Before visiting this rugged park, it is useful to have your bearings about you. First off, it is safe to say that Arthur’s Seat sticks out like a sore thumb. This gargantuan lump of rock is a geologist’s dream and forms the main group of mountains in the city. Always begging to be climbed, this beauty makes for the perfect adventure. Unsurprisingly, some of the most glorious views of Edinburgh can be spied from a summit of 822 feet. Hillwalkers tend to meander in every direction, however, the easiest route is from the grassy slope on the east side by Dunsapie Loch. Arthur’s Seat is steeped in history and speculations state that it is one of the potential locations for Camelot, the castle of warrior-chief King Arthur.

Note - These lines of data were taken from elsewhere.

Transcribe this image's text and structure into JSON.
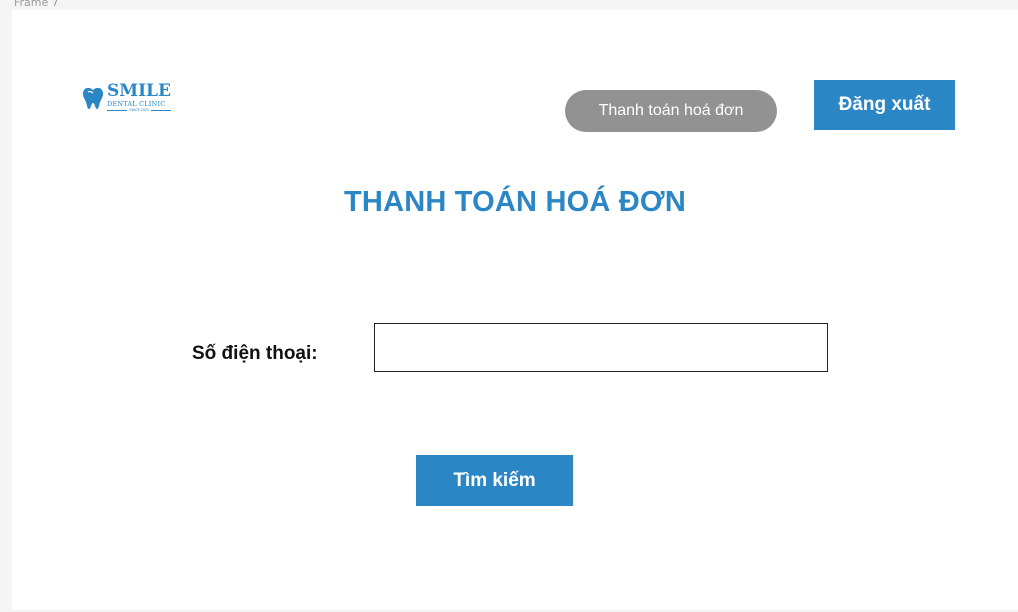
{
  "frame": {
    "label": "Frame 7"
  },
  "brand": {
    "name": "SMILE",
    "subtitle": "DENTAL CLINIC",
    "since": "SINCE 2023",
    "icon": "tooth-icon",
    "color": "#2b86c5"
  },
  "nav": {
    "active_item": "Thanh toán hoá đơn",
    "active_color": "#929292"
  },
  "header": {
    "logout_label": "Đăng xuất"
  },
  "main": {
    "title": "THANH TOÁN HOÁ ĐƠN",
    "phone_label": "Số điện thoại:",
    "phone_value": "",
    "search_label": "Tìm kiếm"
  },
  "colors": {
    "accent": "#2b86c5",
    "background": "#ffffff",
    "canvas": "#f5f5f5"
  }
}
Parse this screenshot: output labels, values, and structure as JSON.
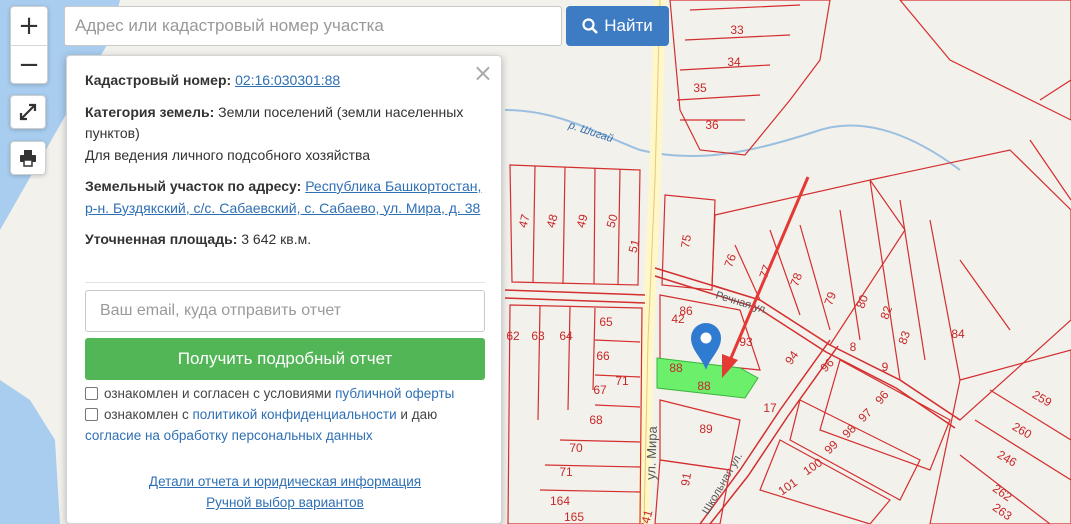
{
  "search": {
    "placeholder": "Адрес или кадастровый номер участка",
    "button_label": "Найти"
  },
  "controls": {
    "zoom_in": "+",
    "zoom_out": "−"
  },
  "popup": {
    "close": "×",
    "cadastral_label": "Кадастровый номер:",
    "cadastral_value": "02:16:030301:88",
    "category_label": "Категория земель:",
    "category_value": "Земли поселений (земли населенных пунктов)",
    "usage": "Для ведения личного подсобного хозяйства",
    "address_label": "Земельный участок по адресу:",
    "address_value": "Республика Башкортостан, р-н. Буздякский, с/с. Сабаевский, с. Сабаево, ул. Мира, д. 38",
    "area_label": "Уточненная площадь:",
    "area_value": "3 642 кв.м.",
    "email_placeholder": "Ваш email, куда отправить отчет",
    "submit_label": "Получить подробный отчет",
    "consent1_text": "ознакомлен и согласен с условиями",
    "consent1_link": "публичной оферты",
    "consent2_text": "ознакомлен с",
    "consent2_link": "политикой конфиденциальности",
    "consent2_mid": "и даю",
    "consent2_link2": "согласие на обработку персональных данных",
    "details_link": "Детали отчета и юридическая информация",
    "manual_link": "Ручной выбор вариантов"
  },
  "map": {
    "river_label": "р. Шигай",
    "street_label": "ул. Мира",
    "street2_label": "Речная ул.",
    "street3_label": "Школьная ул.",
    "highlight_color": "#6cf06c",
    "boundary_color": "#d32f2f",
    "water_color": "#a8cdef",
    "parcels": [
      "33",
      "34",
      "35",
      "36",
      "47",
      "48",
      "49",
      "50",
      "51",
      "75",
      "76",
      "77",
      "78",
      "79",
      "80",
      "82",
      "83",
      "84",
      "86",
      "42",
      "93",
      "94",
      "96",
      "8",
      "9",
      "96",
      "97",
      "98",
      "99",
      "100",
      "101",
      "89",
      "91",
      "62",
      "63",
      "64",
      "65",
      "66",
      "67",
      "71",
      "68",
      "70",
      "71",
      "164",
      "165",
      "341",
      "88",
      "88",
      "259",
      "260",
      "246",
      "262",
      "263",
      "17"
    ]
  }
}
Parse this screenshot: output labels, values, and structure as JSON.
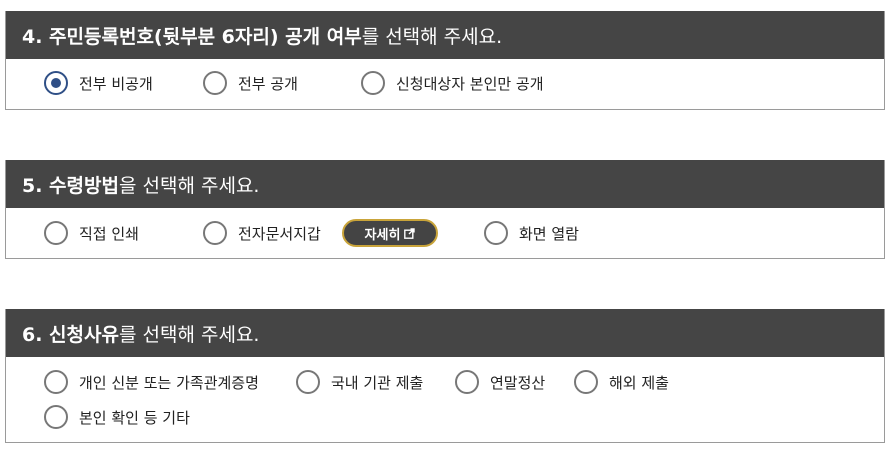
{
  "q4": {
    "number_title": "4. 주민등록번호(뒷부분 6자리) 공개 여부",
    "suffix": "를 선택해 주세요.",
    "options": [
      "전부 비공개",
      "전부 공개",
      "신청대상자 본인만 공개"
    ],
    "selected": "전부 비공개"
  },
  "q5": {
    "number_title": "5. 수령방법",
    "suffix": "을 선택해 주세요.",
    "options": [
      "직접 인쇄",
      "전자문서지갑",
      "화면 열람"
    ],
    "detail_button": "자세히",
    "selected": ""
  },
  "q6": {
    "number_title": "6. 신청사유",
    "suffix": "를 선택해 주세요.",
    "options": [
      "개인 신분 또는 가족관계증명",
      "국내 기관 제출",
      "연말정산",
      "해외 제출",
      "본인 확인 등 기타"
    ],
    "selected": ""
  },
  "colors": {
    "header_bg": "#454545",
    "radio_selected": "#2f4f86",
    "detail_button_border": "#c9a43a"
  }
}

Those who have a penchant for the more thrilling moments in life may very well be infatuated with Salisbury Crags — a conglomeration of cliffs that sit atop a subsidiary spur of Arthur’s Seat. Dolerite and columnar basalt make up these impressive jagged wonders. With this in mind, arty folk may like to try their hand at getting that perfect shot of Samson’s Ribs. Many a rock climber has tested their might on these formidable faces over time. Nowadays, human spider monkeys can only clamber up the designated area of the South Quarry.

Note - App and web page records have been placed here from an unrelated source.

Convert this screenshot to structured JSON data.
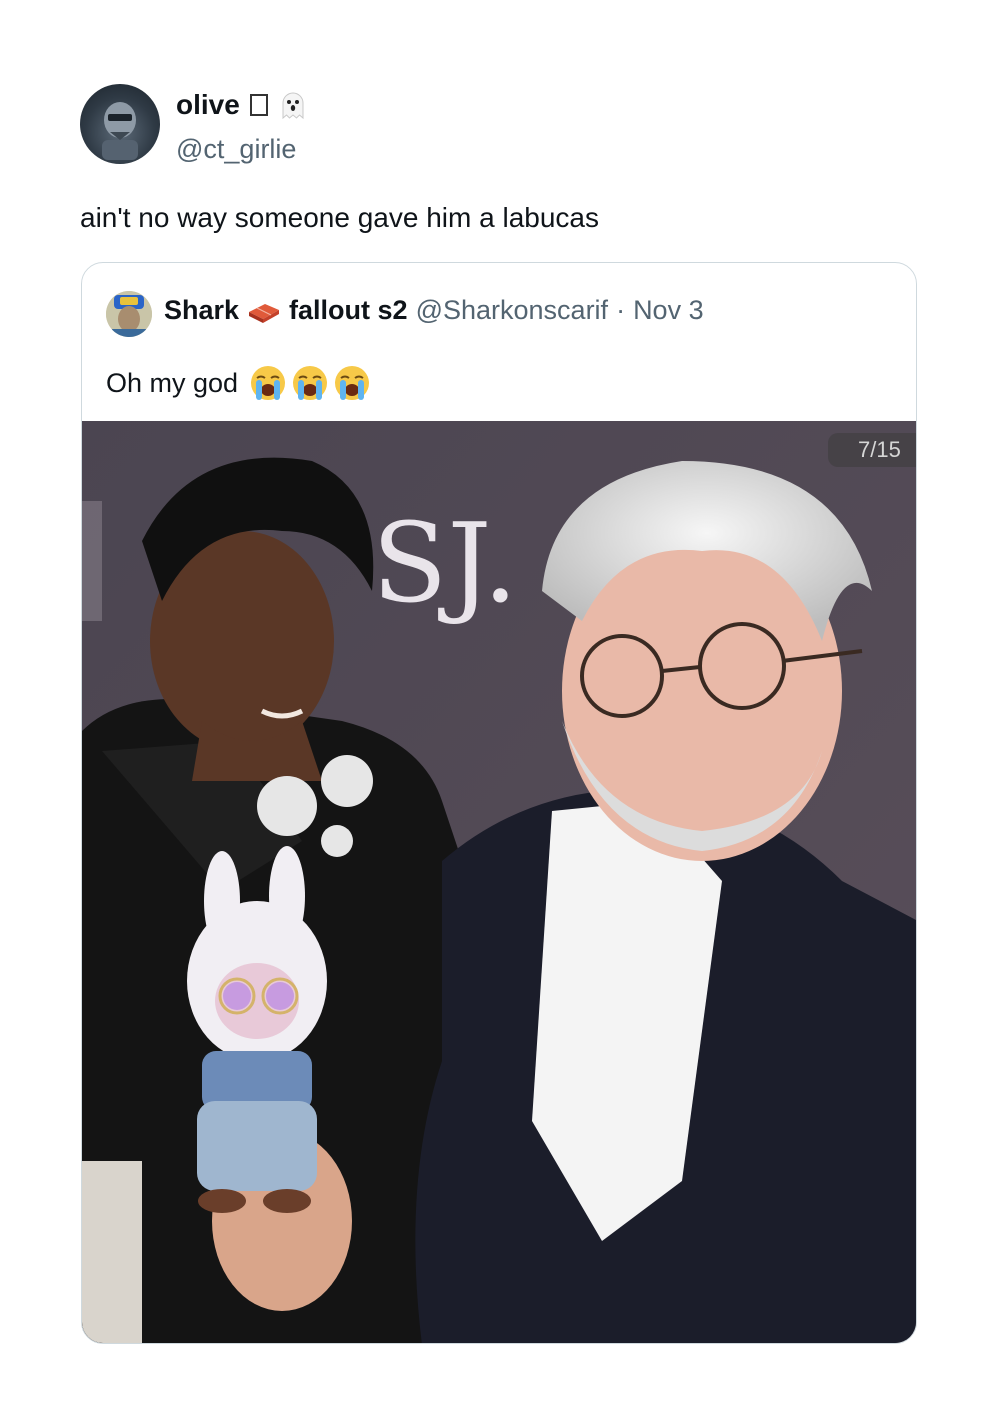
{
  "author": {
    "display_name": "olive",
    "handle": "@ct_girlie",
    "name_emoji_icons": [
      "box-glyph-icon",
      "ghost-icon"
    ]
  },
  "tweet": {
    "text": "ain't no way someone gave him a labucas"
  },
  "quoted": {
    "display_name": "Shark",
    "name_icon": "brick-icon",
    "name_suffix": "fallout s2",
    "handle": "@Sharkonscarif",
    "separator": "·",
    "date": "Nov 3",
    "text": "Oh my god",
    "emoji_icons": [
      "crying-face-icon",
      "crying-face-icon",
      "crying-face-icon"
    ],
    "media": {
      "counter": "7/15",
      "backdrop_logo": "SJ."
    }
  },
  "colors": {
    "text_primary": "#0f1419",
    "text_secondary": "#536471",
    "border": "#cfd9de",
    "backdrop": "#4a4550"
  }
}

At the south of Queen’s Drive stands the shallow man-made pool of water known as St Margaret’s Loch. This spot appeared in 1856 under the order of Prince Albert, who adored the area and constructed plans to improve the surroundings of the royal residence. In times gone by, boats have been known to bob around. Today, gaggles of giggling geese can be spotted wandering the area alongside chattering ducks and an army of slender swans. The swans that call this loch home are a popular attraction for passers by who watch them gracefully glide across the water.

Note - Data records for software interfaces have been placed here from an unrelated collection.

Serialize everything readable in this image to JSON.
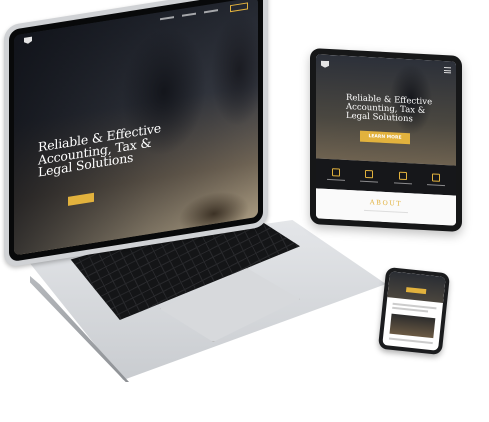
{
  "laptop": {
    "hero_title": "Reliable & Effective Accounting, Tax & Legal Solutions"
  },
  "tablet": {
    "hero_title": "Reliable & Effective Accounting, Tax & Legal Solutions",
    "cta_label": "LEARN MORE",
    "about_heading": "ABOUT"
  },
  "colors": {
    "accent_gold": "#e2b23d",
    "dark_bg": "#16171a",
    "device_silver": "#d0d2d5"
  },
  "icons": [
    "logo-shield-icon",
    "menu-icon",
    "service-icon"
  ]
}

Park-goers cannot help but be fixated with the ambiguous ruins of St Anthony’s Chapel, that sit alluringly amongst the splendor and ruggedness of the sprawling park. Although the lines are hazy surrounding the story behind this historic chapel, it is thought to have been erected no later than the start of the 15th century. Interestingly, in 1426, the Pope made a donation towards the repair of this Holy building. Today, only the north wall exists (in fairly decent shape), in addition to a sliver of the west wall. According to records dating back to the 18th century, this chapel was an aesthetically sublime piece of Gothic architecture. While exploring the ruins of this curious construction, perhaps look for clues to help tell its true tale.